WORK REQUIRED:
In the material below, the lines containing the word "دکمه" are required; copy each of them.

TASK INPUTS:
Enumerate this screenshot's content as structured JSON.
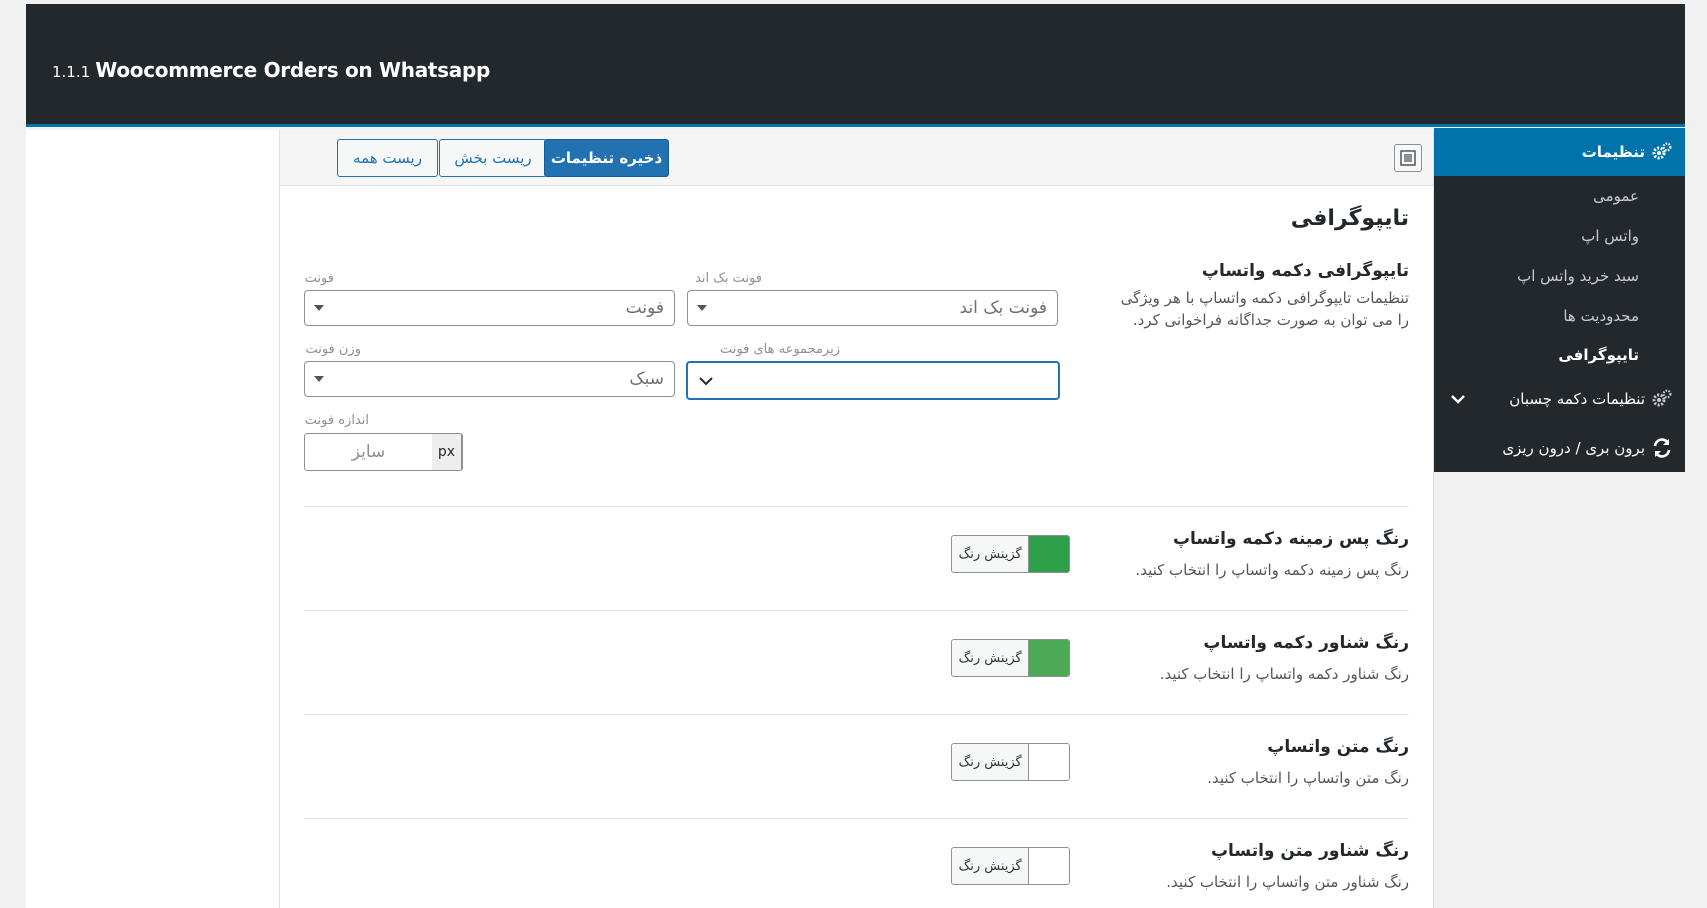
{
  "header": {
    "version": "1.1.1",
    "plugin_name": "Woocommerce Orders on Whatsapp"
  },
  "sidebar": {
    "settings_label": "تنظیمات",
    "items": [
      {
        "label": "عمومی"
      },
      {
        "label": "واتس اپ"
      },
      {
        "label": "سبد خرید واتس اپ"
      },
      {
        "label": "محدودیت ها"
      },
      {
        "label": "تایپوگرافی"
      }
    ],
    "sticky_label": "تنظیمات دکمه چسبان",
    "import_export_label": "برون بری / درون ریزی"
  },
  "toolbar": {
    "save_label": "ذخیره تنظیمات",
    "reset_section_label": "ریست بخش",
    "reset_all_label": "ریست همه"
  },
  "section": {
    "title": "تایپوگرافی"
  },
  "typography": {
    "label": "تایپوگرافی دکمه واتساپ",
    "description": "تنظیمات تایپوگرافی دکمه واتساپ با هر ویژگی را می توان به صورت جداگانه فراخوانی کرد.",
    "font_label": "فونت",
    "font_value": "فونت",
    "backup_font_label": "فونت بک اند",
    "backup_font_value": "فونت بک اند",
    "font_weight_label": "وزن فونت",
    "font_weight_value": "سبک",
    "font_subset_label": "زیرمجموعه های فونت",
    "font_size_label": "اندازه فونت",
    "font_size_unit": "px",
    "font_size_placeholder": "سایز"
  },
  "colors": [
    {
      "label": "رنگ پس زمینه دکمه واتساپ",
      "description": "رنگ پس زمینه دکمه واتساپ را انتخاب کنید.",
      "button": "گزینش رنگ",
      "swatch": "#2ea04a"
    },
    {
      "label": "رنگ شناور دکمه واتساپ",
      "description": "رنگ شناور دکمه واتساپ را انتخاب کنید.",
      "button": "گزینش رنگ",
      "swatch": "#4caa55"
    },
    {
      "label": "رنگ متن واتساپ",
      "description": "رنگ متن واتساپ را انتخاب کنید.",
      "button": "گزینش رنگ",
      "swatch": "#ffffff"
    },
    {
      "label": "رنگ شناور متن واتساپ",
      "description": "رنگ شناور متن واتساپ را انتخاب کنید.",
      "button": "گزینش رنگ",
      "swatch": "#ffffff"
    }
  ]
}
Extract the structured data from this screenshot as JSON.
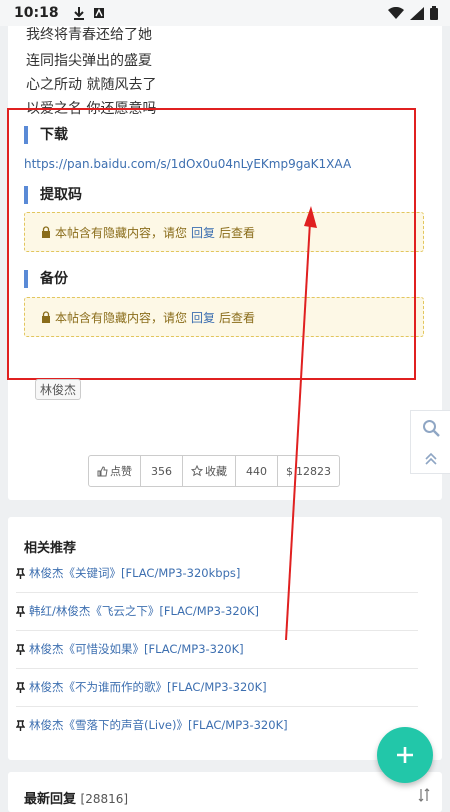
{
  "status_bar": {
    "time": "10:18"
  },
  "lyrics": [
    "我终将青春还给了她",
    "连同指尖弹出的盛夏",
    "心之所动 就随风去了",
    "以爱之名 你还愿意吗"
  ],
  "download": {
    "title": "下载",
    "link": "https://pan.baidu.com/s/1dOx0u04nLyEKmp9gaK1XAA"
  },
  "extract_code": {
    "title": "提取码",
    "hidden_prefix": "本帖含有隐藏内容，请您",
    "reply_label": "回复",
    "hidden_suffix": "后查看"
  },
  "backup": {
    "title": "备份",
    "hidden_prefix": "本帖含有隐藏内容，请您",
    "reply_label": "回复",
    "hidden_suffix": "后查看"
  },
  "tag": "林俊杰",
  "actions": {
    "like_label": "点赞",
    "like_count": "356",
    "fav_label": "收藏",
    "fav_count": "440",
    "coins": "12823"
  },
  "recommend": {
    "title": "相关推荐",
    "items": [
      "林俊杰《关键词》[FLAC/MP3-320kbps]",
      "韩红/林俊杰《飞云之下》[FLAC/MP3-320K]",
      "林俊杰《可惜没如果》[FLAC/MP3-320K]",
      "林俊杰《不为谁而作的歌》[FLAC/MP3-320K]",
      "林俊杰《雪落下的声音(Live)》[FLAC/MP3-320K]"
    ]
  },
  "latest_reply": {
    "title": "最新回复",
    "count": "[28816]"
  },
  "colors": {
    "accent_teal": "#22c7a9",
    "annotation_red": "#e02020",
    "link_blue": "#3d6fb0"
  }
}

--

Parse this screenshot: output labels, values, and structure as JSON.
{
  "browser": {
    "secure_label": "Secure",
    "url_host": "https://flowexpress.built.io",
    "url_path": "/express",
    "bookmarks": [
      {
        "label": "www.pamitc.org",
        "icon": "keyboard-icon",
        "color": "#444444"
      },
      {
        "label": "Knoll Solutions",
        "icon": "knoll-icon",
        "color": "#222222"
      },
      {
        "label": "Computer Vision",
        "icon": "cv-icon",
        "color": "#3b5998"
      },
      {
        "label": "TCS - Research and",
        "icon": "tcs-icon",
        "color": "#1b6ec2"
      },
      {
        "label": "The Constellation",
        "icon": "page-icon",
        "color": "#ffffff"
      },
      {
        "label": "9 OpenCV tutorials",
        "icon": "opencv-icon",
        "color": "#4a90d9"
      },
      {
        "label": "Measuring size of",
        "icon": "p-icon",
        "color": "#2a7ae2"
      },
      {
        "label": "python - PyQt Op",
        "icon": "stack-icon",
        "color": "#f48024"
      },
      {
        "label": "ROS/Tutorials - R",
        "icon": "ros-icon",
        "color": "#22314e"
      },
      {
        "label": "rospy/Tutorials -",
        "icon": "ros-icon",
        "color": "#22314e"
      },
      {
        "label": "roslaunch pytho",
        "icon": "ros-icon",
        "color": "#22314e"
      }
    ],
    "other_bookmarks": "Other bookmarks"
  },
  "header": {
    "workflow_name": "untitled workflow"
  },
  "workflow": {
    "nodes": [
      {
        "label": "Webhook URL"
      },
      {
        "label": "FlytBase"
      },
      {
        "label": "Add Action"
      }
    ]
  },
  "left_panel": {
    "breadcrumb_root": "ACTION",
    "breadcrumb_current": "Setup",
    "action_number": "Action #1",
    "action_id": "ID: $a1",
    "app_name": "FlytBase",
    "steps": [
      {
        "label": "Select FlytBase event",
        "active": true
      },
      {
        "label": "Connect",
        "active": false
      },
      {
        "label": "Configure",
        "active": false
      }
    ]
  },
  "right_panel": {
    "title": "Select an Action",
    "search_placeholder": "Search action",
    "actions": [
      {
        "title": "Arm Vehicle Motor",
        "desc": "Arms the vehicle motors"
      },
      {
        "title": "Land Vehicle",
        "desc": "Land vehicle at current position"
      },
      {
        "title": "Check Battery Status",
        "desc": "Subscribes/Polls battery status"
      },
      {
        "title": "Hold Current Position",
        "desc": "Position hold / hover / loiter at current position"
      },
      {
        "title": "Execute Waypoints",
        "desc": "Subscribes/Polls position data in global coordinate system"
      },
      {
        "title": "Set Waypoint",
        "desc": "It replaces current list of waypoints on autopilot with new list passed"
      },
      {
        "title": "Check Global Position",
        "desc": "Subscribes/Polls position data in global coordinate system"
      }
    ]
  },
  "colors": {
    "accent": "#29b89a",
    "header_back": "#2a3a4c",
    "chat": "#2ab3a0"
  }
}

WRITTEN RESPONSE:
    "sticky_label": "تنظیمات دکمه چسبان",
    "label": "تایپوگرافی دکمه واتساپ",
    "description": "تنظیمات تایپوگرافی دکمه واتساپ با هر ویژگی را می توان به صورت جداگانه فراخوانی کرد.",
      "label": "رنگ پس زمینه دکمه واتساپ",
      "description": "رنگ پس زمینه دکمه واتساپ را انتخاب کنید.",
      "label": "رنگ شناور دکمه واتساپ",
      "description": "رنگ شناور دکمه واتساپ را انتخاب کنید.",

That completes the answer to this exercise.